Since Wu’s death on November 8, 2017, the video of his final climb became viral and his star has shined brightly on the internet. Many stories were written about this Icarus who cannot help but fly too high, in over his head over a city, fated for a fall each time we watch the video. Fame, as Andy Warhol and Hannah Arendt noted, is a form of eternity humans have a shot at, however ultimately fleeting and illusory it may actually be. After all, as Percy Shelley illustrated in his poem Ozymandias, everything shall be forgotten in time, however heroic or horrific. Wu traded his physical, literal mortality for an egoistic, symbolic immortality – the sort of narcissistic endeavour most writers, artists, scholars, politicians and inventors engage in – and even now his star has began to fade. As new stories bury those prior, our focus passes, and memory fades. How quickly we forget. Besides, being remembered is not the same as being alive. This essay, for example, probably does nothing at all for Wu himself, as his smashed and cremated remains have since been dispersed, although we do not know whether our actions here have any greater meaning in alternate dimensions and realities.

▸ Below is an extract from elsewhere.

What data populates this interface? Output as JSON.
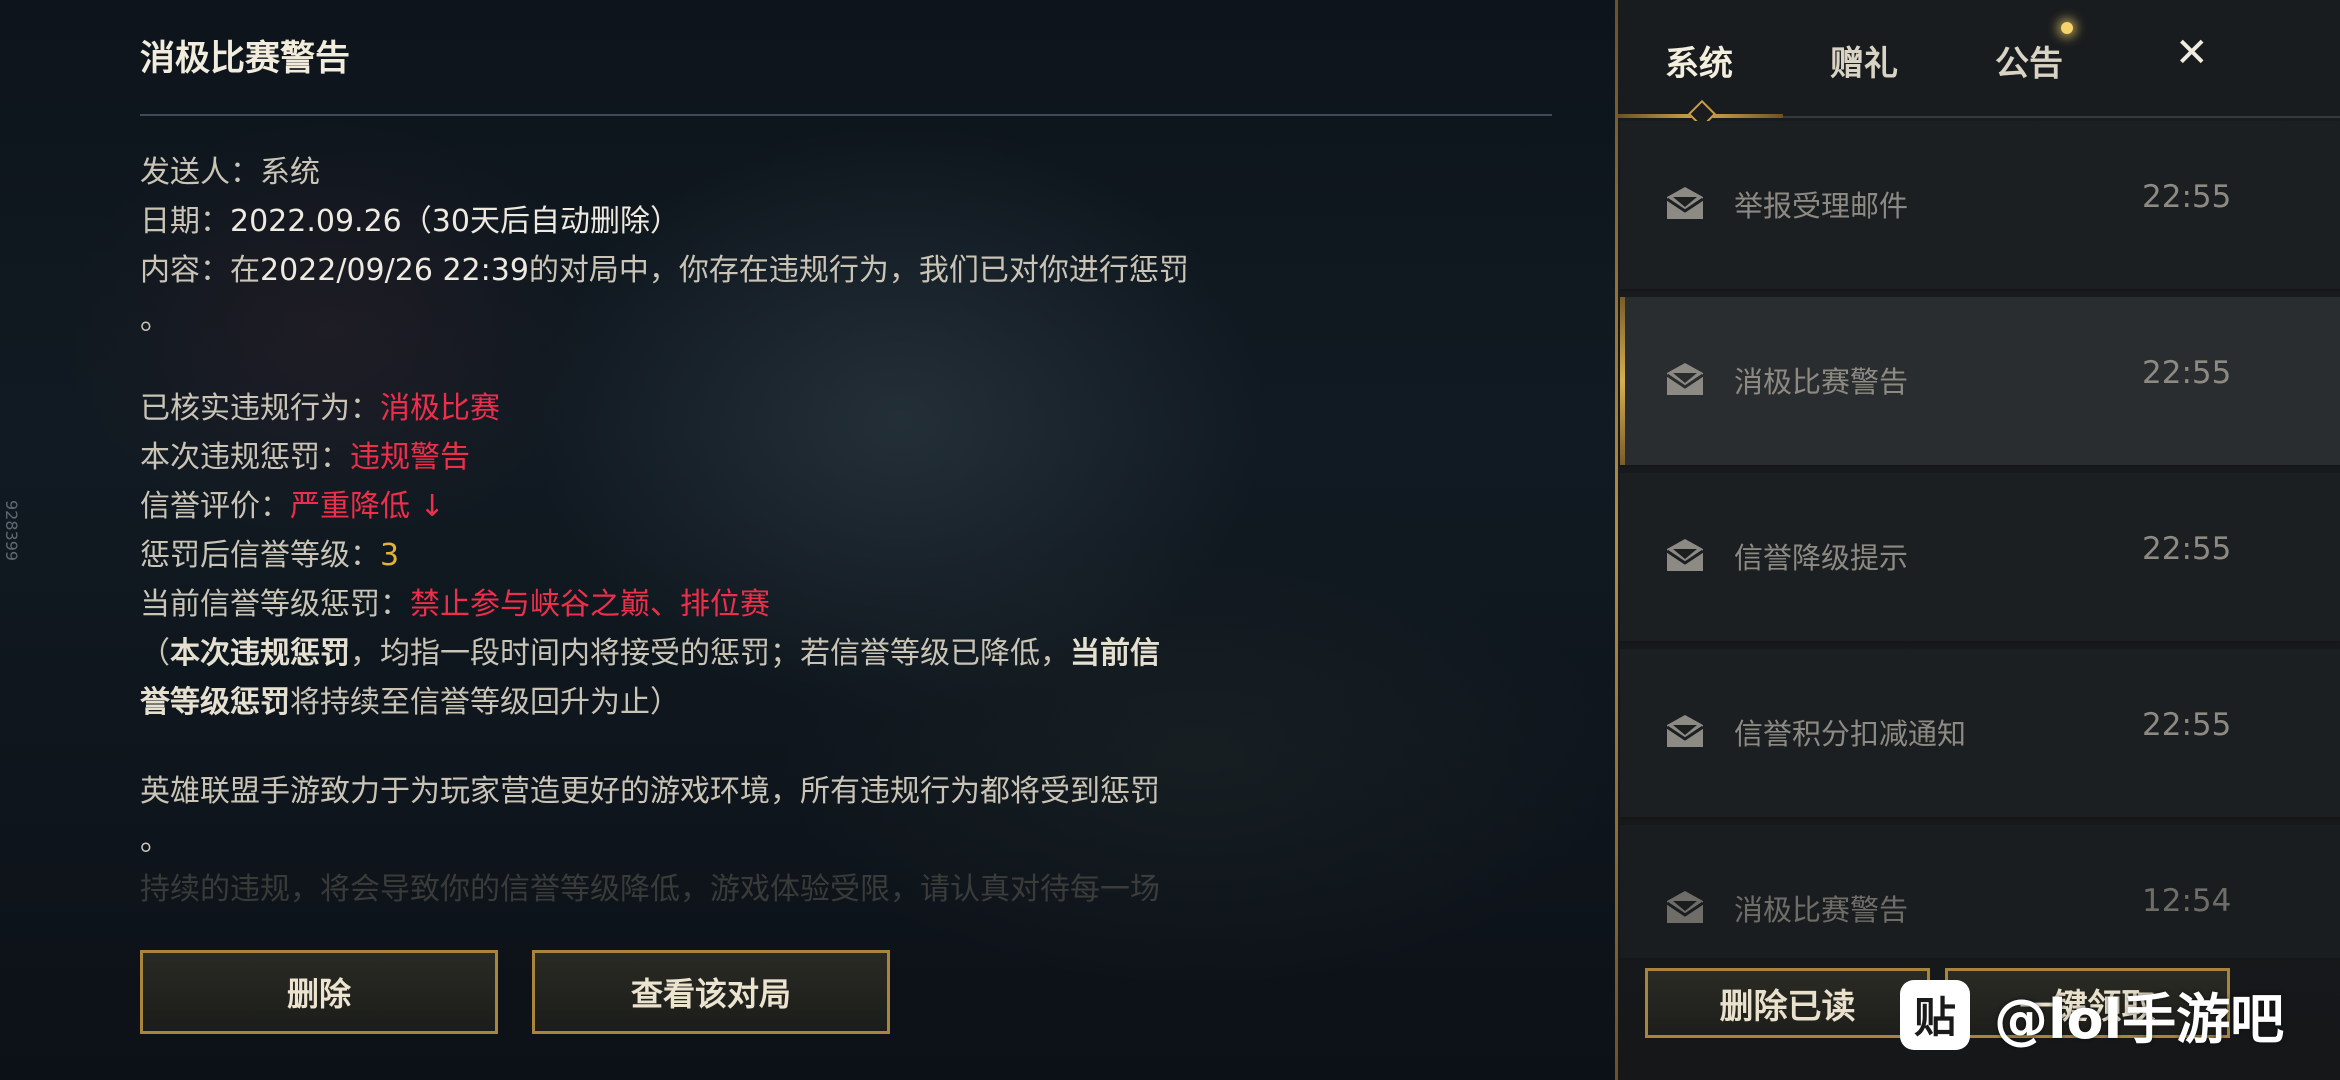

Wu’s inner world of fantasy, hopes, and love – infinitely small and precious within him – faced off with the mighty skyscraper against the backdrop of outer space. Death seems an illusion from deep within oneself, remote, the stuff of remote legend, when compared with the pressing passions of the inner ocean and the demands of the quotidian. The classic syllogism pronouncing a death sentence for Socrates in logic -“All people are mortal, Socrates is a person, therefore Socrates is mortal” – seems like science-fiction for schoolkids bemused by a distant future, but even the fortunate eventually lose the company of friends and family, and are increasingly bewitched by ailments and chronic conditions over time. Death, the constitutive outside of life, swooped in on Wu with the precision of a thousand angels and driven by a power combing the brute force of brutish mass. The reality principle thus pronounces its primacy over the pleasure principle, and another life – a whole universe of meaning, memory, desire, and fantasy – is annihilated forever. Goodbye to Wu.